Hmm. Well, that's a good question. The definition of linearly dependent functions, according to MathWorld, is that two functions $f_{1}$ and $f_{2}$ are linearly dependent on $\mathbb{R}$ if there exists $c_{1}, c_{2}$, not both zero, such that $c_{1}f_{1}(x)+c_{2}f_{2}(x)=0$ for all $x\in\mathbb{R}$. We could write that in first-order logic as:

$((\exists c_{1})(\exists c_{2})(\forall x\in\mathbb{R})[((c_{1}\not=0)\lor(c_{2}\not=0)) \land (c_{1}f_{1}(x)+c_{2}f_{2}(x)=0)]\implies f_{1}\text{ and }f_{2}\text{ are linearly dependent.}$

The contrapositive gives us the definition of linearly independent functions:

$f_{1}\text{ and }f_{2}\text{ are linearly independent }\implies \lnot \left\{(\exists c_{1})(\exists c_{2})(\forall x\in\mathbb{R})[((c_{1}\not=0)\lor(c_{2}\not=0)) \land (c_{1}f_{1}(x)+c_{2}f_{2}(x)=0)]\right\}$

or

$f_{1}\text{ and }f_{2}\text{ are linearly independent }\implies (\forall c_{1})\lnot \left\{(\exists c_{2})(\forall x\in\mathbb{R})[((c_{1}\not=0)\lor(c_{2}\not=0)) \land (c_{1}f_{1}(x)+c_{2}f_{2}(x)=0)]\right\}$

or

$f_{1}\text{ and }f_{2}\text{ are linearly independent }\implies (\forall c_{1})(\forall c_{2})\lnot \left\{(\forall x\in\mathbb{R})[((c_{1}\not=0)\lor(c_{2}\not=0)) \land (c_{1}f_{1}(x)+c_{2}f_{2}(x)=0)]\right\}$

or

$f_{1}\text{ and }f_{2}\text{ are linearly independent }\implies (\forall c_{1})(\forall c_{2})(\exists x\in\mathbb{R})\lnot \left\{[((c_{1}\not=0)\lor(c_{2}\not=0)) \land (c_{1}f_{1}(x)+c_{2}f_{2}(x)=0)]\right\}$

or

$f_{1}\text{ and }f_{2}\text{ are linearly independent }\implies (\forall c_{1})(\forall c_{2})(\exists x\in\mathbb{R})[\lnot((c_{1}\not=0)\lor(c_{2}\not=0)) \lor (c_{1}f_{1}(x)+c_{2}f_{2}(x)\not=0)]$

or

$f_{1}\text{ and }f_{2}\text{ are linearly independent }\implies (\forall c_{1})(\forall c_{2})(\exists x\in\mathbb{R})[((c_{1}=0) \land (c_{2}=0)) \lor (c_{1}f_{1}(x)+c_{2}f_{2}(x)\not=0)].$

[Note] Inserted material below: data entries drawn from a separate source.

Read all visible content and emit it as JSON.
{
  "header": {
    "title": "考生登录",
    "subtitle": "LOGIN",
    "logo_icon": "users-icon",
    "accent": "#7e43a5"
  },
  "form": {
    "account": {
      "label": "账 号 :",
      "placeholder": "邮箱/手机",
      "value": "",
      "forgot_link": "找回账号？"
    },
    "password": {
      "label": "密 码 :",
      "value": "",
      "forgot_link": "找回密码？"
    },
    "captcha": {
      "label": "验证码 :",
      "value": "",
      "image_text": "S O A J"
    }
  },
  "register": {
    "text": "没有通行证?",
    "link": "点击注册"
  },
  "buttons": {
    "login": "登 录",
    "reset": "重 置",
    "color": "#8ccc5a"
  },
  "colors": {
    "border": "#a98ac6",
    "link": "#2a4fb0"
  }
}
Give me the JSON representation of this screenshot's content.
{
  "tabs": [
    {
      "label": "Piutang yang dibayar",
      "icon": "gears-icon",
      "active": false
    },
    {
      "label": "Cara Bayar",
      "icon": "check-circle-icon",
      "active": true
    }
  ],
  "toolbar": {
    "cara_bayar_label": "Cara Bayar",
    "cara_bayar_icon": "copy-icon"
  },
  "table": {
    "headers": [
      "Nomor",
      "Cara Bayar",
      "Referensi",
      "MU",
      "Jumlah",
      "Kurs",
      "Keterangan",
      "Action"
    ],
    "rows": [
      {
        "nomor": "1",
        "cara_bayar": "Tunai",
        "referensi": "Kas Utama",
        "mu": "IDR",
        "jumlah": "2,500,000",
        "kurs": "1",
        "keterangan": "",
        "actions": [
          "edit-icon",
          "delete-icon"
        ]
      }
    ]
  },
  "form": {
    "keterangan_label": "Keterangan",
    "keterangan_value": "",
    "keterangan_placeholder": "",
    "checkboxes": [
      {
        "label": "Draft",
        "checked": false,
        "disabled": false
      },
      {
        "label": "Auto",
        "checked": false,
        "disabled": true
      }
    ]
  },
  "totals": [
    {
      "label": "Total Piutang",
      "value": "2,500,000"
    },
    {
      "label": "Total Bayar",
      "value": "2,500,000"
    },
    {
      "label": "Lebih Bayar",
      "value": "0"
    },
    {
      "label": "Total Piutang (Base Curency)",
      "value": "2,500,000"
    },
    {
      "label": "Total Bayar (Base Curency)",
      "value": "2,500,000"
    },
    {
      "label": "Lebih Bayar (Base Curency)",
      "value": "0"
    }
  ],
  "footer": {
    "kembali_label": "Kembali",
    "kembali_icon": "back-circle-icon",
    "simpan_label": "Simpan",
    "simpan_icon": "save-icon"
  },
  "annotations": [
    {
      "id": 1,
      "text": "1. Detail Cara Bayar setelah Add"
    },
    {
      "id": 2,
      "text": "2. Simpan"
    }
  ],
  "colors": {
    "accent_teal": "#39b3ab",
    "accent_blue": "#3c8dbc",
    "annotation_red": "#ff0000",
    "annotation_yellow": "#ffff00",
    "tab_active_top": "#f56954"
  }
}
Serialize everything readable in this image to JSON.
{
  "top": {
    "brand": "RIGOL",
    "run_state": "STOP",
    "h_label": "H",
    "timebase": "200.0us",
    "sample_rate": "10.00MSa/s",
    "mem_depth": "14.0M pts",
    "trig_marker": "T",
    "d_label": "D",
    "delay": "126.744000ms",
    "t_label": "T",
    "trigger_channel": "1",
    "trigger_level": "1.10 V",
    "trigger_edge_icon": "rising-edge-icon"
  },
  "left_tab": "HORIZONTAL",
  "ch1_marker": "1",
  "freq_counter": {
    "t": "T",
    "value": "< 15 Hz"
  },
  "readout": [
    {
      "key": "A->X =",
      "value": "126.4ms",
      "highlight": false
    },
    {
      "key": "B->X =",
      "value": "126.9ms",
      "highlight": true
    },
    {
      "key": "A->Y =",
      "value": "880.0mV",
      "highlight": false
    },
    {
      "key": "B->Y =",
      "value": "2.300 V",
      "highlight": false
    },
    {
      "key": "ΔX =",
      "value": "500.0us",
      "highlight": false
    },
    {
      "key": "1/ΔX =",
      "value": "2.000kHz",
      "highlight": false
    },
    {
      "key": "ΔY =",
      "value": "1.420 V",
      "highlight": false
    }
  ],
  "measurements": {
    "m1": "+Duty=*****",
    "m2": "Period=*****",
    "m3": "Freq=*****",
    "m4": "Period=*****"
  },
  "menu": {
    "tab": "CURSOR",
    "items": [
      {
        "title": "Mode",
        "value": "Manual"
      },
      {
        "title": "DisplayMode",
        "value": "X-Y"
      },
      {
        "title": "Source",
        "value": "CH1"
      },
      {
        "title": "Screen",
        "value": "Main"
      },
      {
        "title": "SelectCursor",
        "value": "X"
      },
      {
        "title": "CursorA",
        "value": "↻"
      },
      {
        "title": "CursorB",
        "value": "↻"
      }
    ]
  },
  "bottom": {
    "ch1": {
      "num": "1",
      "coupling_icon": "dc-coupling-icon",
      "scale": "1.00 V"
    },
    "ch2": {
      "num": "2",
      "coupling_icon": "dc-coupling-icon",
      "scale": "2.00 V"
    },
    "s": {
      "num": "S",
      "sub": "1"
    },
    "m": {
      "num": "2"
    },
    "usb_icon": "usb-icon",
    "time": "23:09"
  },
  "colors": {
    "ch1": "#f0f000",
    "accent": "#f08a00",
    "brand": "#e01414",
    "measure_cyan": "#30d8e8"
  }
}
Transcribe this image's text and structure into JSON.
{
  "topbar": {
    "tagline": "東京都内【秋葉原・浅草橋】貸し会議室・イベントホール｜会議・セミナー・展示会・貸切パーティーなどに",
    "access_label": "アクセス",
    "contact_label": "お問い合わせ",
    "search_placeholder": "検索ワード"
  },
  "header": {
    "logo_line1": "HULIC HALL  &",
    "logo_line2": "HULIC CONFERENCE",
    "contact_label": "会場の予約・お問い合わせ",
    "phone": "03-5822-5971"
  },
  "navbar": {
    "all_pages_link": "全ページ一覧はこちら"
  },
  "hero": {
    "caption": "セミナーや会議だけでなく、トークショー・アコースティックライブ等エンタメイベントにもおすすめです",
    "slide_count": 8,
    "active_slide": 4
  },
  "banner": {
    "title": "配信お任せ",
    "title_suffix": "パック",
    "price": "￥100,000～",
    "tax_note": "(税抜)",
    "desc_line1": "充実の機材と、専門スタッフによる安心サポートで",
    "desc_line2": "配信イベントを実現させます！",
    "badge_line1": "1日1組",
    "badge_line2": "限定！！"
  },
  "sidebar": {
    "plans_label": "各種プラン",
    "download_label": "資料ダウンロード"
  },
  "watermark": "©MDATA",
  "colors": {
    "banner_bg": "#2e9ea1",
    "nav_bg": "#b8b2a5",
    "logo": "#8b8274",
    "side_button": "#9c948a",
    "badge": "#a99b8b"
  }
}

So what this is saying is that either $c_{1}=0$ and $c_{2}=0$, or the linear combination is not zero. Clearly, both cannot be true simultaneously. But you can see here, that because of the negation, the $\forall$ quantifier in the definition of linear dependence becomes the $\exists$ quantifier after negation for the definition of linear independence. So I don't need to prove this is true for all $x$.

When it comes to two functions, all you need to do is see if one of the functions is a constant multiple of the other. If they are, then they're linearly dependent. If they're not, then they're linearly independent.